The S&P 500 was essentially flat and the Nasdaq and Dow were slightly lower after paring earlier losses. After a week of choppy trading, the Dow was on track to post a weekly loss while the S&P and Nasdaq were poised to close in positive territory for the week.
U.S. President Donald Trump unveiled an initial list of strategically important goods that would be subject to a 25 percent tariff effective July 6, and China’s Commerce Ministry responded with its own list of U.S. imports targeting soybeans, aircraft, autos and chemicals.
The two countries have held several rounds of talks since early May but have yet to result in a deal, as the United States pressures China to narrow a $375 billion trade deficit.
“The market’s selling off, though not drastically, mostly on renewed fears of a trade war,” said Peter Tuz, president of Chase Investment Counsel in Charlottesville, Virginia. “Maybe people are just getting used to the rhetoric and stepping off of it a little bit.”
Boeing Inc (BA.N) shares were down 1.2 percent on the news.

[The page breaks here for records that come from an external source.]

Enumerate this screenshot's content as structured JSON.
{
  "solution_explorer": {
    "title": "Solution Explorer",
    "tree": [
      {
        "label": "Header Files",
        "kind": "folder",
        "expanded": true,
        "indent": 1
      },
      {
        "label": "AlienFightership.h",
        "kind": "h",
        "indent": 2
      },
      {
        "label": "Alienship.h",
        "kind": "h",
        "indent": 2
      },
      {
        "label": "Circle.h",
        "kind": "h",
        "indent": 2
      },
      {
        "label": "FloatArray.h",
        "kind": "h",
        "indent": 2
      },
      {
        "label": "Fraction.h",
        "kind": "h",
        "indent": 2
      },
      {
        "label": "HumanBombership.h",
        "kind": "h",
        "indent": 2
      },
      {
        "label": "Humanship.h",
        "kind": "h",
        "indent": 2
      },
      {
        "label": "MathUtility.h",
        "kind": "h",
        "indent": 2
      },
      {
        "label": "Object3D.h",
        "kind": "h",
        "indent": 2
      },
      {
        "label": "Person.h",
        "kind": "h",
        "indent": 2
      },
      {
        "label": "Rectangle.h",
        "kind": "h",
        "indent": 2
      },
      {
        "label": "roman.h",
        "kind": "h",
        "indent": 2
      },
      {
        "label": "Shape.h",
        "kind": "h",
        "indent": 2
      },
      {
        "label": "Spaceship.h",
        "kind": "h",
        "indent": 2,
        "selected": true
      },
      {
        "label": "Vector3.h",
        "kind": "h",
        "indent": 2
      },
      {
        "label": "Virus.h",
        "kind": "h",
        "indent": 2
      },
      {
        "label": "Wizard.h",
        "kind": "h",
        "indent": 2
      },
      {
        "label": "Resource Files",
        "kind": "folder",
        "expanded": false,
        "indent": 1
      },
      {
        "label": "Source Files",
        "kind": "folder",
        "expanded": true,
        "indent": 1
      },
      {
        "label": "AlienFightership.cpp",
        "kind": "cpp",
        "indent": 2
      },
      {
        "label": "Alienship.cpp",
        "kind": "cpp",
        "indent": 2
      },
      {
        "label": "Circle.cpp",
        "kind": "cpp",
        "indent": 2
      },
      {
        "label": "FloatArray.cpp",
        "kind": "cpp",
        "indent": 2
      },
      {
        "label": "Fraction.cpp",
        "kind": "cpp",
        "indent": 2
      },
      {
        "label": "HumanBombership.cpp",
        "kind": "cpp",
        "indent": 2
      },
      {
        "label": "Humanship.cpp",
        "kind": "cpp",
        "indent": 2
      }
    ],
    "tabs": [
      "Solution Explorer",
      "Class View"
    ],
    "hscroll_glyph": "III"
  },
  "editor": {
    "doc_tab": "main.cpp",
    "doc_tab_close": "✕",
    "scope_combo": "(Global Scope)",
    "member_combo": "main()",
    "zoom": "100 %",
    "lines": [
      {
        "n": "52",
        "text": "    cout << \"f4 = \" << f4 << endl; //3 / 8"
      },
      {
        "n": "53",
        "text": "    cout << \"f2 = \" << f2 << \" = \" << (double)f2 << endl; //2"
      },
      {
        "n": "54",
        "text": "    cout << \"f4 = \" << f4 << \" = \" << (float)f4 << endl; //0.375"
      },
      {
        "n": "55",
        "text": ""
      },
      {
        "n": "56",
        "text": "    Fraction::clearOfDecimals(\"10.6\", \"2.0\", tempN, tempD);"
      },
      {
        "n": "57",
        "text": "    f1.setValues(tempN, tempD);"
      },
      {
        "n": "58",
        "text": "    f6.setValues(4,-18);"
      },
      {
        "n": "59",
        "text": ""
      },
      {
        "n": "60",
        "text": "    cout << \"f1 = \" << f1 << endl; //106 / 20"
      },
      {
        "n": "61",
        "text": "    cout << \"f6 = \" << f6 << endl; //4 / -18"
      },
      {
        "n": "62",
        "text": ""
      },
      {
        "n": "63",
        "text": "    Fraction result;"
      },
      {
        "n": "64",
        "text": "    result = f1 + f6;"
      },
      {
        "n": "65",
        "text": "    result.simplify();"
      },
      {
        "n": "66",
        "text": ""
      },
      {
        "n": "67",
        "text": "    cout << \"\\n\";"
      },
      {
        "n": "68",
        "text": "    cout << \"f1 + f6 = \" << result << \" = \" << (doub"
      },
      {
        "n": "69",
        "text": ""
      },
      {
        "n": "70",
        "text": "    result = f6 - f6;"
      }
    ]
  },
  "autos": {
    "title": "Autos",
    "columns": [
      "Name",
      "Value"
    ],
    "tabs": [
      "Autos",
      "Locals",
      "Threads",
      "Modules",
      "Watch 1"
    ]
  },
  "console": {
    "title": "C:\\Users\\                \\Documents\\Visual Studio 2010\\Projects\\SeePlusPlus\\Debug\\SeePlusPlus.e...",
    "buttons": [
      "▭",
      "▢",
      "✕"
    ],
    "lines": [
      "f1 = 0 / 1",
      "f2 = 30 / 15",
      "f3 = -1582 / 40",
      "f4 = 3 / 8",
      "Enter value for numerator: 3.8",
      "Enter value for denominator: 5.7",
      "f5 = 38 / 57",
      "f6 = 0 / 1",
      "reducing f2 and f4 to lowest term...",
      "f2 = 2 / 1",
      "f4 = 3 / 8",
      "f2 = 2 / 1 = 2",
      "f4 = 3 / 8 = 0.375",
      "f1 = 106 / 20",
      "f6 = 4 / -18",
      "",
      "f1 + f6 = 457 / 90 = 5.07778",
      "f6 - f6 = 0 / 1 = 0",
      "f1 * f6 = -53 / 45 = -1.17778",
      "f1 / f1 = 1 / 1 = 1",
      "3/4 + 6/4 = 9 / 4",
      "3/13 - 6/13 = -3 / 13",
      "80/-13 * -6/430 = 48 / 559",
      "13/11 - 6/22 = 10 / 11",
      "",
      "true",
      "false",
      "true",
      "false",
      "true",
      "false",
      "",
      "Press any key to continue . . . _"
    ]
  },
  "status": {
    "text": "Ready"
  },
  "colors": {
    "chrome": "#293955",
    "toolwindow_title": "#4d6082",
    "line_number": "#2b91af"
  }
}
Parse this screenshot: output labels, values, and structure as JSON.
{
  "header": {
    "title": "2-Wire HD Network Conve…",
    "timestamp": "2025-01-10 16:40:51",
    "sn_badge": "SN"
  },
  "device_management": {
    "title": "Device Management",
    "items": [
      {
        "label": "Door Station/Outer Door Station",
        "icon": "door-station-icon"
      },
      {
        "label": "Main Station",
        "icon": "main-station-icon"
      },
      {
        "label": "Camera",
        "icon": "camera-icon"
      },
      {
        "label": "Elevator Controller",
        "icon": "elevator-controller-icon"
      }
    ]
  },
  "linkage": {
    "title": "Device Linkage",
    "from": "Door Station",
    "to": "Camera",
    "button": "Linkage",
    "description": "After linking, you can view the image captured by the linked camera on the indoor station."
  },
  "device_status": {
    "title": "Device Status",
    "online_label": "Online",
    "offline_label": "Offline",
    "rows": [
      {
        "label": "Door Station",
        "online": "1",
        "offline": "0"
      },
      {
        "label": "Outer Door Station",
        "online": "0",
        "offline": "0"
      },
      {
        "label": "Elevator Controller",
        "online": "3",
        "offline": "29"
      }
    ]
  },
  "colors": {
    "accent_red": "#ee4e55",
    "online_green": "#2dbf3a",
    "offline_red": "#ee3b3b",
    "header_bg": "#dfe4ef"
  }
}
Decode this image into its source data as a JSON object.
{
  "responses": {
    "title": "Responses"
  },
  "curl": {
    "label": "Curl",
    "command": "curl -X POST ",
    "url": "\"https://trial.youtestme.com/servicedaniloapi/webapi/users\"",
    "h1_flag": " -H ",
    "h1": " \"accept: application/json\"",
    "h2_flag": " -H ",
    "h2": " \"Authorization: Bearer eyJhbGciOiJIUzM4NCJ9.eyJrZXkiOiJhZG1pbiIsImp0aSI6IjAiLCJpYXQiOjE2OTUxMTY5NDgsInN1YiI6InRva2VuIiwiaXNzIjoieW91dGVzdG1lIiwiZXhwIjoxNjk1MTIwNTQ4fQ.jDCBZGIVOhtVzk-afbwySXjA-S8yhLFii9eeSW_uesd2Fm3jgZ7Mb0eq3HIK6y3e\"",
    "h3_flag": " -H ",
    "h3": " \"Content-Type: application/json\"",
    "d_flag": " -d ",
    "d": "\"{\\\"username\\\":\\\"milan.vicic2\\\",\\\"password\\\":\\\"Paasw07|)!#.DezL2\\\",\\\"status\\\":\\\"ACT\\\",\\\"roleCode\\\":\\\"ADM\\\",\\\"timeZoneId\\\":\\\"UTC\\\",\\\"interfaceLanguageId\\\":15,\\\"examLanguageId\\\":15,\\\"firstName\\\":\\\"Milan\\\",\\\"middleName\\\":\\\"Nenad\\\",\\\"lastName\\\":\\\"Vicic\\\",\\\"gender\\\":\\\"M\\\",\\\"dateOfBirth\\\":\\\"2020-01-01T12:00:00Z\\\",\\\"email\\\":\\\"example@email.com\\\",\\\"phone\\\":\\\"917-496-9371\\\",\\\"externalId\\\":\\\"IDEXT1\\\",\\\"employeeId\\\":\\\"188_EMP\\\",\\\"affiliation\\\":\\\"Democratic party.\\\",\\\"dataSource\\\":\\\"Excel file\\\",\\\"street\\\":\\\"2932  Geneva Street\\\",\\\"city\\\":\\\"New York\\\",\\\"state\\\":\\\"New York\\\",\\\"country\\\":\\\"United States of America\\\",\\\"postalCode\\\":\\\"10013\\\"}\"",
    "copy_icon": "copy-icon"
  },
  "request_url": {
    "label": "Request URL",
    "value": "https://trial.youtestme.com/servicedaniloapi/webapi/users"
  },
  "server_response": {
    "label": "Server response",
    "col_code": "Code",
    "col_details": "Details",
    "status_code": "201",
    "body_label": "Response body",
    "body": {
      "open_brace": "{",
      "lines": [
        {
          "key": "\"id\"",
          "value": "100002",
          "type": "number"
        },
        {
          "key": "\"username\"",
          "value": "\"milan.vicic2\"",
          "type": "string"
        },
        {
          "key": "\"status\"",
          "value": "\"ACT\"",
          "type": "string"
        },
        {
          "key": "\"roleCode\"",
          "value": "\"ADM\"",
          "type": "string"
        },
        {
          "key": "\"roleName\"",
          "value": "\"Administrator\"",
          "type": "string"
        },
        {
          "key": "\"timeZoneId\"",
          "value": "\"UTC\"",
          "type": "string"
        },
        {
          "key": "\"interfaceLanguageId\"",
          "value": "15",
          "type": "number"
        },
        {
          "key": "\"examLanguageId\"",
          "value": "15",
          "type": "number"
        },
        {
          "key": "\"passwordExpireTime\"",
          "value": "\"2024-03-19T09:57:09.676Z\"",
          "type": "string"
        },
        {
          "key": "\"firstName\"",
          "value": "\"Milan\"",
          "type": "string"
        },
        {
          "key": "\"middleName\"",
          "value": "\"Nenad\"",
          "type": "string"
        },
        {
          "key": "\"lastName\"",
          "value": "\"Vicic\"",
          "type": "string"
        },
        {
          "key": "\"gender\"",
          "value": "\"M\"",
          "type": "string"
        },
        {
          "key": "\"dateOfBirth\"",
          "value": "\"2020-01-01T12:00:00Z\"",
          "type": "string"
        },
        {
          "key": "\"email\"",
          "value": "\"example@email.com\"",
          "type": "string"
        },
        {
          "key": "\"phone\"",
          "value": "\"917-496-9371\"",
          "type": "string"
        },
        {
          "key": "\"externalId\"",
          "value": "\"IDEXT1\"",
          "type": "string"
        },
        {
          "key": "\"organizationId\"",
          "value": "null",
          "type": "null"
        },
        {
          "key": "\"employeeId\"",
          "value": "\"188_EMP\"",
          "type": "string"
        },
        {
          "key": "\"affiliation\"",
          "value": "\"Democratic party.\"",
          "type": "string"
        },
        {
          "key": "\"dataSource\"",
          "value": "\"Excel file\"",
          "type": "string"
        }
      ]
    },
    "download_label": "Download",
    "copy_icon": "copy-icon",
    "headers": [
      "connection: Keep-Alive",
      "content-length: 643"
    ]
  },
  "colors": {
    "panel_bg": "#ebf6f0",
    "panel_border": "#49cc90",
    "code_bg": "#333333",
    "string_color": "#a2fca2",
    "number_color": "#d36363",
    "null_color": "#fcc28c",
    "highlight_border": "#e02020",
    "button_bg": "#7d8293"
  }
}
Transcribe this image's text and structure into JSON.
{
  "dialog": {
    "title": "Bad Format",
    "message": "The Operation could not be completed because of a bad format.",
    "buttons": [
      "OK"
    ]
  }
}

The planemaker is the single largest U.S. exporter to China.
At 3:06PM ET, the Dow Jones Industrial Average .DJI fell 90.48 points, or 0.36 percent, to 25,084.83, the S&P 500 .SPX lost 3.29 points, or 0.12 percent, to 2,779.2 and the Nasdaq Composite .IXIC dropped 13.51 points, or 0.17 percent, to 7,747.53.
Of the 11 major sectors of the S&P 500 four were in negative territory.
The energy sector .SPNY was the biggest percentage loser, down 1.7 percent as oil prices LCOc1 tumbled more than 3 percent ahead of next week’s OPEC meeting.
Declining issues outnumbered advancing ones on the NYSE by a 1.34-to-1 ratio; on Nasdaq, a 1.08-to-1 ratio favored decliners.
The S&P 500 posted 19 new 52-week highs and 4 new lows; the Nasdaq Composite recorded 119 new highs and 33 new lows.
Reporting by Stephen Culp; Editing by Chizu Nomiyama